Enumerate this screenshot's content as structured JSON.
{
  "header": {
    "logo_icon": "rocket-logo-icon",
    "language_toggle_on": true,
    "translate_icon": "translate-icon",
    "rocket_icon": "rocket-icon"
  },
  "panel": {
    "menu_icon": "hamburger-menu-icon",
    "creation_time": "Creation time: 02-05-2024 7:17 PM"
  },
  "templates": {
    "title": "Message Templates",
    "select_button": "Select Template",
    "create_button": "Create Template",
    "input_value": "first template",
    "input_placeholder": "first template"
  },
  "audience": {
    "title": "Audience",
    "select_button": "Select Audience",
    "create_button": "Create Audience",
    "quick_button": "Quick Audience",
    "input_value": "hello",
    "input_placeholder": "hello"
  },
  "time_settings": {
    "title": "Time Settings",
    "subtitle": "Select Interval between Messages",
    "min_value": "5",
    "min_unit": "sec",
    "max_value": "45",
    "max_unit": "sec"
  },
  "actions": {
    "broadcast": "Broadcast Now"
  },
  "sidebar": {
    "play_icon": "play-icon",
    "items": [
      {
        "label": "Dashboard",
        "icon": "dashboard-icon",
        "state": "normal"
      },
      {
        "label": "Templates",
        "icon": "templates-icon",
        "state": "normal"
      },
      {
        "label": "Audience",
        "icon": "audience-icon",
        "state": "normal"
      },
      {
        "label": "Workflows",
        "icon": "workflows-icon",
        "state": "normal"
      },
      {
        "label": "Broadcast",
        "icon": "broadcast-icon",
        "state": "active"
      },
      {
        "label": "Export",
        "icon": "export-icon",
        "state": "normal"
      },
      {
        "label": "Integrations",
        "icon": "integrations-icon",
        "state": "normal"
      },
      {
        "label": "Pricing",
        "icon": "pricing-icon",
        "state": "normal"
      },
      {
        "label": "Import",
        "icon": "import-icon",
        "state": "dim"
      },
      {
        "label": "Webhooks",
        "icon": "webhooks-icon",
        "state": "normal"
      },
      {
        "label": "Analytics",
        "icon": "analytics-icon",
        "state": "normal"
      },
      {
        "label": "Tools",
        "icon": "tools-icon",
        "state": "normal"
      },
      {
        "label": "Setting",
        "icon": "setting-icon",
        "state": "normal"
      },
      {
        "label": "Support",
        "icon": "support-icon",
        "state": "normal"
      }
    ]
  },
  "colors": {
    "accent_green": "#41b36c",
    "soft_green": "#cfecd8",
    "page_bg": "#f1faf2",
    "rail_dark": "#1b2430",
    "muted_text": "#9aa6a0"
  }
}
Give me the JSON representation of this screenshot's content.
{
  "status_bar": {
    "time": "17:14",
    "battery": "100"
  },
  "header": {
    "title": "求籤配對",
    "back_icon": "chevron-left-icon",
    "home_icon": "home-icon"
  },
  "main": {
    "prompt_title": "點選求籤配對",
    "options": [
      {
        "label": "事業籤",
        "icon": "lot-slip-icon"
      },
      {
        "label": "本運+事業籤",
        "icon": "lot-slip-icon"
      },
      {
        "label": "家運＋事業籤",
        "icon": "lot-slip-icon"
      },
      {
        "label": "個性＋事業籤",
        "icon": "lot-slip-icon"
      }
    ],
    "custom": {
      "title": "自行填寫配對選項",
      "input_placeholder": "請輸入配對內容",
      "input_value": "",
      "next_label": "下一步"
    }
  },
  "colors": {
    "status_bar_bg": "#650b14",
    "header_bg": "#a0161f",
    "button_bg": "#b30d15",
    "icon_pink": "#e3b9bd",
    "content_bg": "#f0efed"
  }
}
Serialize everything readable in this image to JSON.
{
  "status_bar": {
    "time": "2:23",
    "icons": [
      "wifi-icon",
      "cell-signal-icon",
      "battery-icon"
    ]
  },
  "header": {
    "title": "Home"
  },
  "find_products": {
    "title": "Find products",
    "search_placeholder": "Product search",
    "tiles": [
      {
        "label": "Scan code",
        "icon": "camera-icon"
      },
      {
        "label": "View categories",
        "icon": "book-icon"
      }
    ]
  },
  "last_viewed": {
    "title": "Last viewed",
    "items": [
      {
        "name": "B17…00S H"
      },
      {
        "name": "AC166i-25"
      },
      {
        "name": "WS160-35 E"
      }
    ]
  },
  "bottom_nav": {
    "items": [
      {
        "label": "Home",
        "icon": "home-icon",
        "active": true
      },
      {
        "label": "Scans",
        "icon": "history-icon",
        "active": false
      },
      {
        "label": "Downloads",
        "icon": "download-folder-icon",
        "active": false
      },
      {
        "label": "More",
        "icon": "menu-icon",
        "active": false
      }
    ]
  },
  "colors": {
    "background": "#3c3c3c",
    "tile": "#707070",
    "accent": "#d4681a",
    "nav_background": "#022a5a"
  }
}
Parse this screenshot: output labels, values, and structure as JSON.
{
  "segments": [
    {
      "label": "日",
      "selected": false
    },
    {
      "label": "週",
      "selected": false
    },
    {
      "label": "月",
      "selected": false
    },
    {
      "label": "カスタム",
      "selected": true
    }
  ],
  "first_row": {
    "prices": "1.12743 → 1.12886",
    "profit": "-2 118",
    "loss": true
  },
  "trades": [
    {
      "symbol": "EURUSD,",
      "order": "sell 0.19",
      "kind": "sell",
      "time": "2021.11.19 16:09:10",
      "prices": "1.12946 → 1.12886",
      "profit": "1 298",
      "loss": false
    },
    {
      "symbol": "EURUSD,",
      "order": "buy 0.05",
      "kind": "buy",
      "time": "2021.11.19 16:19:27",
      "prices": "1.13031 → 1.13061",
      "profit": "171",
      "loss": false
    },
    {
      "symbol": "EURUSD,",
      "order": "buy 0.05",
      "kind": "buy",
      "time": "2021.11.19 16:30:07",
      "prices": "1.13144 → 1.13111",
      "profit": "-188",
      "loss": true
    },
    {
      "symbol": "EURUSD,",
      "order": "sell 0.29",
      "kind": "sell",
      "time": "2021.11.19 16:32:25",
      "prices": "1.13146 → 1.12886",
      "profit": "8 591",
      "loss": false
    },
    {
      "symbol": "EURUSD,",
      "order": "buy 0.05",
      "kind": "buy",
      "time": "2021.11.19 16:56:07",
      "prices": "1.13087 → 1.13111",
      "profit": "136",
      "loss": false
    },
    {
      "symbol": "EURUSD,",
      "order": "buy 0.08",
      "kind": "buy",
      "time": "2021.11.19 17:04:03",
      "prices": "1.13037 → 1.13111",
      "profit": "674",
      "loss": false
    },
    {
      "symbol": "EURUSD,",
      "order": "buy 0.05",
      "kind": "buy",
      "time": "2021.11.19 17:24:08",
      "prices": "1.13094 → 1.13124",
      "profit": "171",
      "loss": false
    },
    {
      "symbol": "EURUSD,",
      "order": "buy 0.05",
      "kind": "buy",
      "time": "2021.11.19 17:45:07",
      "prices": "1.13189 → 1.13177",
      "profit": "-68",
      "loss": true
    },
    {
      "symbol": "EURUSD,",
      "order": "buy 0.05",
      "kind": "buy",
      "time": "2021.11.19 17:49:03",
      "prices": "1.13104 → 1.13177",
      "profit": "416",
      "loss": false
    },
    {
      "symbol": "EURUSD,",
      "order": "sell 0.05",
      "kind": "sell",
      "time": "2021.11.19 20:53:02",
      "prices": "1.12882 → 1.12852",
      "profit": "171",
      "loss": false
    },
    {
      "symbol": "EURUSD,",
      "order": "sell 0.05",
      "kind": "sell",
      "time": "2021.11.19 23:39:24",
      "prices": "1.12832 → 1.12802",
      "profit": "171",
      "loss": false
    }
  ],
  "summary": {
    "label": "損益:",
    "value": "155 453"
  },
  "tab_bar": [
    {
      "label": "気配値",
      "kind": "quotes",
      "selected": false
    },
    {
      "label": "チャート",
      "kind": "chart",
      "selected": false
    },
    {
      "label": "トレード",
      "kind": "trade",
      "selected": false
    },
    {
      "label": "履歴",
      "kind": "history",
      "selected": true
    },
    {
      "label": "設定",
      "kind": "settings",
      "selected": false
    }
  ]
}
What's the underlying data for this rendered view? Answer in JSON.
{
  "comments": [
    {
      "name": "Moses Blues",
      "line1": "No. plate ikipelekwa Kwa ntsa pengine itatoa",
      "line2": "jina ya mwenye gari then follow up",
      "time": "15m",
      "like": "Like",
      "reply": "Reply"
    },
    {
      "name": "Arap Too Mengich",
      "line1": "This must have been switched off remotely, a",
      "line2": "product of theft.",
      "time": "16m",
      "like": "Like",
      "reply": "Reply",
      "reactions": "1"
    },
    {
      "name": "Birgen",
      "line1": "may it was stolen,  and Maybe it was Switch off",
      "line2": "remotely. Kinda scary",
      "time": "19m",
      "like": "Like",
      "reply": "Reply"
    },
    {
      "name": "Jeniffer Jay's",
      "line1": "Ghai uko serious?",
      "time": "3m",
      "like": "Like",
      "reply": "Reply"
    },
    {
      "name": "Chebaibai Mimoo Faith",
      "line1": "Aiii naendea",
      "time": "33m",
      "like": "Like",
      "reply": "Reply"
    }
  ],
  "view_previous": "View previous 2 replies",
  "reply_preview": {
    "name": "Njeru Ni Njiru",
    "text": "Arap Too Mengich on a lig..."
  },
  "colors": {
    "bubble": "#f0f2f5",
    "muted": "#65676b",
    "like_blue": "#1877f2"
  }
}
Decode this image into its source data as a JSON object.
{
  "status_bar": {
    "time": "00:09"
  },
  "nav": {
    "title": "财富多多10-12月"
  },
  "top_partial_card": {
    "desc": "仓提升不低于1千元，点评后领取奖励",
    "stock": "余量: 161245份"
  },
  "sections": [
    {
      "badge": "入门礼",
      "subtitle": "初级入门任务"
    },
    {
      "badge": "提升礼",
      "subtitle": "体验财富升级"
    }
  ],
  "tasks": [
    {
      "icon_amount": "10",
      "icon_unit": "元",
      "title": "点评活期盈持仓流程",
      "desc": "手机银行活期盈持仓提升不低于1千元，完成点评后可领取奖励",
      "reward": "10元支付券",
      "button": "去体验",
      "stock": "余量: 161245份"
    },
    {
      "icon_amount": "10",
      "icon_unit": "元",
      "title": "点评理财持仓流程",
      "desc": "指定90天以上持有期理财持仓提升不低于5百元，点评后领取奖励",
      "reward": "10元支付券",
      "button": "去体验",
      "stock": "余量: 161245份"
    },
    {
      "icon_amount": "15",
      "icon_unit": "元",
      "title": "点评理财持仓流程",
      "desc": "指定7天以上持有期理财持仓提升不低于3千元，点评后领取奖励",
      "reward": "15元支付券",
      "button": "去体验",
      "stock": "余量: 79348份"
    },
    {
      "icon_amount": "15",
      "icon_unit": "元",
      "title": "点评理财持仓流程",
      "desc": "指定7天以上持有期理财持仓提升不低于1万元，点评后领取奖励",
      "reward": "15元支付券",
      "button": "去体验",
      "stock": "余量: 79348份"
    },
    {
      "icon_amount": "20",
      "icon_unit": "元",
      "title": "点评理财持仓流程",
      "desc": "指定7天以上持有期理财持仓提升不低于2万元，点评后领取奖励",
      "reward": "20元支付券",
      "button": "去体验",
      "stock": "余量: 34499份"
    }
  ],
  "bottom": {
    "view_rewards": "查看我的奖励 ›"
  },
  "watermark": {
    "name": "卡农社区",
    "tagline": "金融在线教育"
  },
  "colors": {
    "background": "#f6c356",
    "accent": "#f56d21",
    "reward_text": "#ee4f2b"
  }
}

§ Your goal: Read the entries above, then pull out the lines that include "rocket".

§ The answer:
    "logo_icon": "rocket-logo-icon",
    "rocket_icon": "rocket-icon"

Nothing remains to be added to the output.